List, from the lines below, each one with "code" in it.

Records provided:
▬▬▬▬▬▬▬▬▬▬
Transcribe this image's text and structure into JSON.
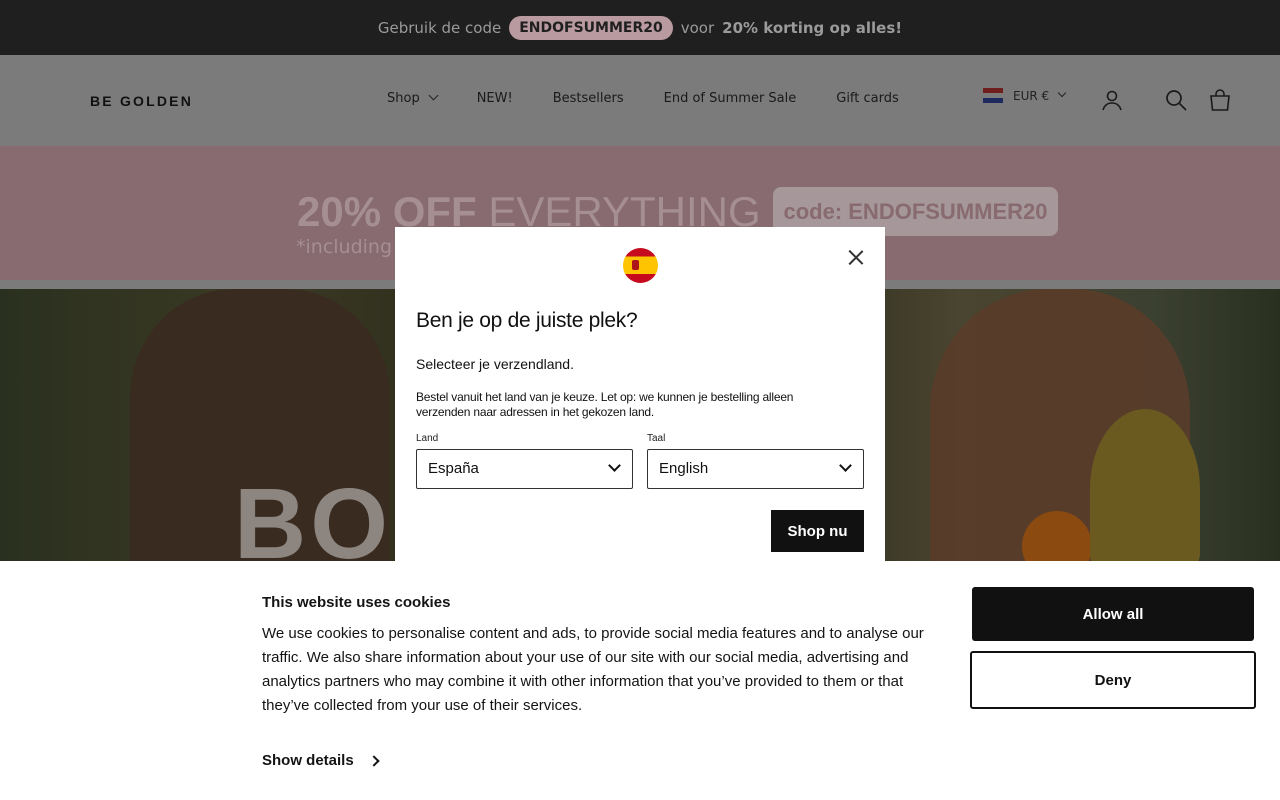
{
  "announcement": {
    "prefix": "Gebruik de code",
    "code": "ENDOFSUMMER20",
    "middle": "voor",
    "highlight": "20% korting op alles!"
  },
  "header": {
    "logo": "BE GOLDEN",
    "nav": [
      "Shop",
      "NEW!",
      "Bestsellers",
      "End of Summer Sale",
      "Gift cards"
    ],
    "currency": "EUR €",
    "icons": [
      "account-icon",
      "search-icon",
      "cart-icon"
    ]
  },
  "banner": {
    "bold": "20% OFF",
    "rest": "EVERYTHING",
    "sub": "*including",
    "code": "code: ENDOFSUMMER20"
  },
  "hero": {
    "partial_text": "BO"
  },
  "modal": {
    "title": "Ben je op de juiste plek?",
    "subtitle": "Selecteer je verzendland.",
    "description": "Bestel vanuit het land van je keuze. Let op: we kunnen je bestelling alleen verzenden naar adressen in het gekozen land.",
    "country_label": "Land",
    "country_value": "España",
    "language_label": "Taal",
    "language_value": "English",
    "submit": "Shop nu"
  },
  "cookie": {
    "title": "This website uses cookies",
    "body": "We use cookies to personalise content and ads, to provide social media features and to analyse our traffic. We also share information about your use of our site with our social media, advertising and analytics partners who may combine it with other information that you’ve provided to them or that they’ve collected from your use of their services.",
    "details": "Show details",
    "allow": "Allow all",
    "deny": "Deny"
  }
}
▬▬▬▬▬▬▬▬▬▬
Answer for the task:
    "prefix": "Gebruik de code",
    "code": "ENDOFSUMMER20",
    "code": "code: ENDOFSUMMER20"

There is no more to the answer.